About industrial and provident societies
How they're established, their advantages and features
An industrial and provident society usually consists of the owners of small businesses who, while continuing to operate independently, become part of this larger entity for mutual benefit.
An industrial and provident society may be established under the Industrial and Provident Societies Act 1908 (the Act) on application to the Registrar of Industrial and Provident Societies by 7 members and the secretary for carrying on any industry, business or trade authorised by its rules (except banking). The primary purpose of the society should not be for the profit of its members.
An industrial and provident society will usually consist of the owners of small businesses who, while continuing to operate independently, become part of this larger entity for mutual benefit. They work (industrial) and receive benefits (provident) from the society for their future well-being.
A co-operative taxi society is a good example with independent operators benefiting from car insurance schemes and a radio booking system. Societies are identifiable by having names ending in "Society Limited", sometimes "Co-operative Society Limited", and operate according to registered rules.
Registration creates a body corporate with perpetual succession (that is, indefinite existence) and with the ability to hold property and sue and be sued in its registered name. This status is unaffected by changes over time in its membership.
The members of an industrial and provident are not liable for its debts, contracts or other obligations.

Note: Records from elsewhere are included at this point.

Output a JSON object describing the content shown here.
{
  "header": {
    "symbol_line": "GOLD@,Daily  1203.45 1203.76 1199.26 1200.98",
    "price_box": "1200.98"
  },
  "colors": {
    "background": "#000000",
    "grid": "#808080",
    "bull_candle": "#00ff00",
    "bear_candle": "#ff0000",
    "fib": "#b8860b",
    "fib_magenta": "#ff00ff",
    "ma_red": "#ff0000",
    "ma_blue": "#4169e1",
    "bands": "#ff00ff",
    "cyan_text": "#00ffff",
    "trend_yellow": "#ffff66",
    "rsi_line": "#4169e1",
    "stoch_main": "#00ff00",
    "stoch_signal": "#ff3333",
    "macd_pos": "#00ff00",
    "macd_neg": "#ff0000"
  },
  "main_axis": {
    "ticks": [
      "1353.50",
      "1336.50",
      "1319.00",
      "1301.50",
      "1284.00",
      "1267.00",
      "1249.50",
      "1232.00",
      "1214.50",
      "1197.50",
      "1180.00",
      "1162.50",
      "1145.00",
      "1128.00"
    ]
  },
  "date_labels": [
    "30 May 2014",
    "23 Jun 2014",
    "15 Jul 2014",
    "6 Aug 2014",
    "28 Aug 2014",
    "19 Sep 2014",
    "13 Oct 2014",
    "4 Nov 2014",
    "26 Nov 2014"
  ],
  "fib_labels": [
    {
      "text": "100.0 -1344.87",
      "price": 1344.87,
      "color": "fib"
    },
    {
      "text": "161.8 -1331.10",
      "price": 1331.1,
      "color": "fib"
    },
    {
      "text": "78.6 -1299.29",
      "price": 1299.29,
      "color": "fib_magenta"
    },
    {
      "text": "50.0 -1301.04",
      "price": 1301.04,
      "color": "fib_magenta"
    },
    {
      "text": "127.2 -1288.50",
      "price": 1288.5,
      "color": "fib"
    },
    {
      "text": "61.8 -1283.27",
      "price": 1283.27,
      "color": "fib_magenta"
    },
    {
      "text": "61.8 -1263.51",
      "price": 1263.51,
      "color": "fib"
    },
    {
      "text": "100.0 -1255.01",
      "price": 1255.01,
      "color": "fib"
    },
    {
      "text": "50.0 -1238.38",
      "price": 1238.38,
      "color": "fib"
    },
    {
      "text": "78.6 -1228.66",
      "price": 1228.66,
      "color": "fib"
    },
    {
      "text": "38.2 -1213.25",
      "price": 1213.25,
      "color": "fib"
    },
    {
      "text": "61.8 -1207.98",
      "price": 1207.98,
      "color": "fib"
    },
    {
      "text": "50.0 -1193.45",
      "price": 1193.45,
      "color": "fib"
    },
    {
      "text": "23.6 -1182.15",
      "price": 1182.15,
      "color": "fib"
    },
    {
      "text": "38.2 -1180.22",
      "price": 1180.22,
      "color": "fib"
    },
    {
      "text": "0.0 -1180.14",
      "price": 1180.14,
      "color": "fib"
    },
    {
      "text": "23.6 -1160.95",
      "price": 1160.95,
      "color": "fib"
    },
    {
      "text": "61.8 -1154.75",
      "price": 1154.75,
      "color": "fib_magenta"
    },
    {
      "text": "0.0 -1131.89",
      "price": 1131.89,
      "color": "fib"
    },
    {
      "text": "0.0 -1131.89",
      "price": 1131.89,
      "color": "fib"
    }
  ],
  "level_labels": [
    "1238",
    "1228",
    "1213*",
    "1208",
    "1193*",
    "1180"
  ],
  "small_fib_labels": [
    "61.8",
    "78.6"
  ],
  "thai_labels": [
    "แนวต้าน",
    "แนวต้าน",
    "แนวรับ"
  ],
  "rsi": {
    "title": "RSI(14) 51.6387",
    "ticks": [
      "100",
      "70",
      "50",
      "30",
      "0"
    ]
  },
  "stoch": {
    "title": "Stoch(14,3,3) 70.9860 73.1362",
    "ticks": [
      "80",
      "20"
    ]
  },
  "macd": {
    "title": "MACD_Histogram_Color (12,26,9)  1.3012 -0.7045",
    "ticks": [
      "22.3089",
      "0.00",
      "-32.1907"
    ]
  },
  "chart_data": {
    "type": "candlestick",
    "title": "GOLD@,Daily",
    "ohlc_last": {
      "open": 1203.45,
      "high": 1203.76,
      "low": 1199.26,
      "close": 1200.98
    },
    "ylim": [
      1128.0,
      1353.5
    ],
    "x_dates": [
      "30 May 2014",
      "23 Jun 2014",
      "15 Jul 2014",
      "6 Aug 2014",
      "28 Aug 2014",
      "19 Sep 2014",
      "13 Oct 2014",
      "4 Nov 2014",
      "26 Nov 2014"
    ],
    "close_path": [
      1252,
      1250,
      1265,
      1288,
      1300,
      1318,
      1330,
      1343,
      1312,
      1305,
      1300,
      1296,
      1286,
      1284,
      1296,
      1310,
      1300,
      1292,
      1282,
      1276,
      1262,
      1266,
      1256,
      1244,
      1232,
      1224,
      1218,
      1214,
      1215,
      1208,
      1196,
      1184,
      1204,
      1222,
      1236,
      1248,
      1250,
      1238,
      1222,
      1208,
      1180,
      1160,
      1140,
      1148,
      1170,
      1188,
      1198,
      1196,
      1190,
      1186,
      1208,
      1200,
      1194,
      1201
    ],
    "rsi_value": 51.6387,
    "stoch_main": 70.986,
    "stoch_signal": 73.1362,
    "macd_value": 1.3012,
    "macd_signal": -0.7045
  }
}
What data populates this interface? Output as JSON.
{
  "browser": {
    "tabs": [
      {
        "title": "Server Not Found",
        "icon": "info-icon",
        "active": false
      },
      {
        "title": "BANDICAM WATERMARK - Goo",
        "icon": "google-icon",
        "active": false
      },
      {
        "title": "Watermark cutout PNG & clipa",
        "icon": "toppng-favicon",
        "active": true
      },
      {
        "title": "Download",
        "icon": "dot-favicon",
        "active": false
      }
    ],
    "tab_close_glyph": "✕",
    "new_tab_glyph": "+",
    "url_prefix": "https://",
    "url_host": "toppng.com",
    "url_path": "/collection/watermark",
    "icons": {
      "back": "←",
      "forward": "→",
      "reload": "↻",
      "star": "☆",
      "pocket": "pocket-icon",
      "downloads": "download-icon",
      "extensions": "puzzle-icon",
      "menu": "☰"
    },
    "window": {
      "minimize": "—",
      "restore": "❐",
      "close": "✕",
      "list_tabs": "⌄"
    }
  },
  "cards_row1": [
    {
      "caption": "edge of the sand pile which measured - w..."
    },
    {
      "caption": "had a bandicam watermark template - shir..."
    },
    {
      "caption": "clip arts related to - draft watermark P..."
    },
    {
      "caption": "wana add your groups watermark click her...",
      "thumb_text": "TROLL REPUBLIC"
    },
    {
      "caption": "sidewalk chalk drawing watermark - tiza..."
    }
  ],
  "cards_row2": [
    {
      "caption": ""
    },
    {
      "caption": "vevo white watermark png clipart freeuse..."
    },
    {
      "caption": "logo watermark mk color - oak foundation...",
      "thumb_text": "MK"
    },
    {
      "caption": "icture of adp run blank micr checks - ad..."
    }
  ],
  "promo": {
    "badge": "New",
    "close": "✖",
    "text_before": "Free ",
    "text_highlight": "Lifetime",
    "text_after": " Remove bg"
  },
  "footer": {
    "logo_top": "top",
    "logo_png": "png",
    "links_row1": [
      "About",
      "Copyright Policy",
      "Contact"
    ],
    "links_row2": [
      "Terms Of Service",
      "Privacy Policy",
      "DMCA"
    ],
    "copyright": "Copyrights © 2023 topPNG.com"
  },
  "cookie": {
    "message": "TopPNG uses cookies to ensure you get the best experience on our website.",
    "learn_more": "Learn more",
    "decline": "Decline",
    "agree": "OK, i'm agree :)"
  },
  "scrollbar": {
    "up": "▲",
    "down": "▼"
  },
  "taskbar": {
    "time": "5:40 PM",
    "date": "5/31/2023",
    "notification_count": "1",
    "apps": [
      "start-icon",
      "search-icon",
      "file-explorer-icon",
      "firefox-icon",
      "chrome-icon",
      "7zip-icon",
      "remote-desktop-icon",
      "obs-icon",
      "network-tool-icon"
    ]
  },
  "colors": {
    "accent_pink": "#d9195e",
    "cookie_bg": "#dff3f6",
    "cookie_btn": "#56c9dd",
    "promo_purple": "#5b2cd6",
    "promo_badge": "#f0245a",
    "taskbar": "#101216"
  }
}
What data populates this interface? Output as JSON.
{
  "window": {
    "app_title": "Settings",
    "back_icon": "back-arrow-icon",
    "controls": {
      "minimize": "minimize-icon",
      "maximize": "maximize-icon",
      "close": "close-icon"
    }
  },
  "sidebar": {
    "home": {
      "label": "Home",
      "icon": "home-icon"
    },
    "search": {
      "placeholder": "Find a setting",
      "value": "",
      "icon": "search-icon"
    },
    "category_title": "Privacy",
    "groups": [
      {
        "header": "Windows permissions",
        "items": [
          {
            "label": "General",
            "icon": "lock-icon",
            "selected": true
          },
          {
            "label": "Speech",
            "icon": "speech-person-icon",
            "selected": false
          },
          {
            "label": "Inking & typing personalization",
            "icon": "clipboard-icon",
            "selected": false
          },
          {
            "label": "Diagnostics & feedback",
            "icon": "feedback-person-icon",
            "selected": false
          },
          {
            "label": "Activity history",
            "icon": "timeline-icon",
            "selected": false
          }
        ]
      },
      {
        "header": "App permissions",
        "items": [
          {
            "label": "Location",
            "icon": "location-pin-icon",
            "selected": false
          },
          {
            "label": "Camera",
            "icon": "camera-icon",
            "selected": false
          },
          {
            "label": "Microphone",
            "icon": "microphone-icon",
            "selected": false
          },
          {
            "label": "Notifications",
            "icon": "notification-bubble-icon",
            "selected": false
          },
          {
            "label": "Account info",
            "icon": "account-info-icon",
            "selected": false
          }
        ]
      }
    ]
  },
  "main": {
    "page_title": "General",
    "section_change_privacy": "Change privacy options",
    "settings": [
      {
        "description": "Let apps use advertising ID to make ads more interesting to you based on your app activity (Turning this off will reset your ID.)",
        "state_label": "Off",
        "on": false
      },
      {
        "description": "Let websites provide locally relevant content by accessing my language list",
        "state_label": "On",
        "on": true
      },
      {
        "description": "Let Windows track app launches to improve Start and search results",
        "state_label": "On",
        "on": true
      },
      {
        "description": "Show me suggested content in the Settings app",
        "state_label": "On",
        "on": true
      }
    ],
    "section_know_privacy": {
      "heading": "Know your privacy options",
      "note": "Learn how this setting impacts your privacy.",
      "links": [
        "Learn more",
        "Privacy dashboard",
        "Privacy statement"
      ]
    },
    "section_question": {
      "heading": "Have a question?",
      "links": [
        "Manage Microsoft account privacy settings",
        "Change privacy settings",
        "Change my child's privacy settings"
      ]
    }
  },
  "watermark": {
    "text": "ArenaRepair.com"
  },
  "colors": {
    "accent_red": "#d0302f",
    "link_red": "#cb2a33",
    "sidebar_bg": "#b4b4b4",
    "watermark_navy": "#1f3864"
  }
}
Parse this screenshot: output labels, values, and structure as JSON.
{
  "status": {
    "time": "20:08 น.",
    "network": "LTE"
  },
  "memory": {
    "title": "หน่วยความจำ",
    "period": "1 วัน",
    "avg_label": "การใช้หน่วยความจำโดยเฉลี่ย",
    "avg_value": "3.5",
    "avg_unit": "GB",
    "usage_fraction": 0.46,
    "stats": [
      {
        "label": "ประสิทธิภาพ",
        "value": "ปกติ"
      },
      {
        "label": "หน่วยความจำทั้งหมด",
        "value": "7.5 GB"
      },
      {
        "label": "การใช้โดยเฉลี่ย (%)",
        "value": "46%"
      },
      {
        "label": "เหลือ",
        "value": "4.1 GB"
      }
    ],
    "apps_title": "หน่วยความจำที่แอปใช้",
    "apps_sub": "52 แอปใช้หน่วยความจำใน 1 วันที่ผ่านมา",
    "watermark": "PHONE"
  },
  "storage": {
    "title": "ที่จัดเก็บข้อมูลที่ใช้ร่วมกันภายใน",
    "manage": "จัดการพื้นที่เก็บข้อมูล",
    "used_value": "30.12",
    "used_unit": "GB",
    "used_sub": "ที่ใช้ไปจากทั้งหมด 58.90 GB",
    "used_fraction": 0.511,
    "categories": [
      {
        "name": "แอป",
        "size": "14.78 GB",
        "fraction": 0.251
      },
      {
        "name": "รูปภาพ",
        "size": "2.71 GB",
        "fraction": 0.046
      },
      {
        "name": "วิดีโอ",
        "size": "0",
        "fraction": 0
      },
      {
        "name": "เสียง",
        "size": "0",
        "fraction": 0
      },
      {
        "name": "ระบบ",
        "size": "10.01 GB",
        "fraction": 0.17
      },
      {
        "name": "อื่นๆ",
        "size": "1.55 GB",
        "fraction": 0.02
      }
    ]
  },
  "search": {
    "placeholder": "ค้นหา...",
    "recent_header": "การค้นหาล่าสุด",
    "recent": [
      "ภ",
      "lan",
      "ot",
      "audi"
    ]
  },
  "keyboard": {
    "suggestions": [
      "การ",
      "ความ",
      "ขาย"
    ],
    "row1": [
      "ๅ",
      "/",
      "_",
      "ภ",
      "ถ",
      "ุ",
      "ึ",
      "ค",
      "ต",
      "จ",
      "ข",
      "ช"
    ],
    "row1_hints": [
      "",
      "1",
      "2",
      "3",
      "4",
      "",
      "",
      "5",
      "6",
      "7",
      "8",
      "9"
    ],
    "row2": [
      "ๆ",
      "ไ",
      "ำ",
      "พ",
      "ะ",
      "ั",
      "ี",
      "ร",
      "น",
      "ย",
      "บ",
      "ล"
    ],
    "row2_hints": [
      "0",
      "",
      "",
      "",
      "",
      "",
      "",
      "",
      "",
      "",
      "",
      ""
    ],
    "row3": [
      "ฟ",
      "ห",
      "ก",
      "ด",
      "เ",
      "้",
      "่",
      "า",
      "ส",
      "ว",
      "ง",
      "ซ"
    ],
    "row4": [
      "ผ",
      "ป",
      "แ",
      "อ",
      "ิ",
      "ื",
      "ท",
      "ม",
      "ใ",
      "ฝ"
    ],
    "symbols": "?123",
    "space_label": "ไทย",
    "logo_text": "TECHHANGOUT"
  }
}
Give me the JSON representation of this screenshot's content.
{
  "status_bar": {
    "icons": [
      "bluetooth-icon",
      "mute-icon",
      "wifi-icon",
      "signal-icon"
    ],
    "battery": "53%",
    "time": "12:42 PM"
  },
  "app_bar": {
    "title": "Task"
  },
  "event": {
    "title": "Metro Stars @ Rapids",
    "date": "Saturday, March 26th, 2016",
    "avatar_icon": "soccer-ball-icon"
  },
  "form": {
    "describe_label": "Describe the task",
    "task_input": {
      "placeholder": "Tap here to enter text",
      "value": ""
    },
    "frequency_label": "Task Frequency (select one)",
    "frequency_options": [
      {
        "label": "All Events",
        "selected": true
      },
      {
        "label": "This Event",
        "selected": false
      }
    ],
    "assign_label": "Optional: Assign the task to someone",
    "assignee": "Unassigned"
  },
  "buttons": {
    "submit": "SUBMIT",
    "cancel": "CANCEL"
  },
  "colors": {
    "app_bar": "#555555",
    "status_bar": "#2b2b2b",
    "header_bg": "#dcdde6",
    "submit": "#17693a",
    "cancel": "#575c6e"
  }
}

Membership is regulated by registered rules which bind all present and future members and can be amended by resolution that takes effect on registration with the Registrar of Industrial and Provident Societies. No member has a personal right to any of the assets of an industrial and provident society.
Participation is generally evidenced by shares that are issued to members or, if the registered rules provide, may be transferred.
The committee of an industrial and provident society, on its incorporation, will adopt a common seal to evidence its commitment to external dealings. This is to be applied and its application witnessed as the registered rules provide. It can also lease, buy and sell property, borrow money and enter contracts in its own name, generally under its common seal.
By restricting the degree of participation by any one member to a value fixed by the Act, domination by one member is not possible. This ensures the co-operative nature of industrial and provident societies continues. That value is presently set at $4,000, though the Minister of the Crown with responsibility for the Act (currently the Minister of Commerce) may authorise a higher value in respect of any particular society by notice in the New Zealand Gazette (official journal).
The rules for succession to the interest up to the value of $1,000 of a deceased member aged at least 16 in an industrial and provident society are simplified by not requiring a grant of probate. A member can nominate a person to succeed to his or her shares, but if this is not done, the committee of the industrial and provident society can resolve to transfer the shares to the person entitled by law to receive them.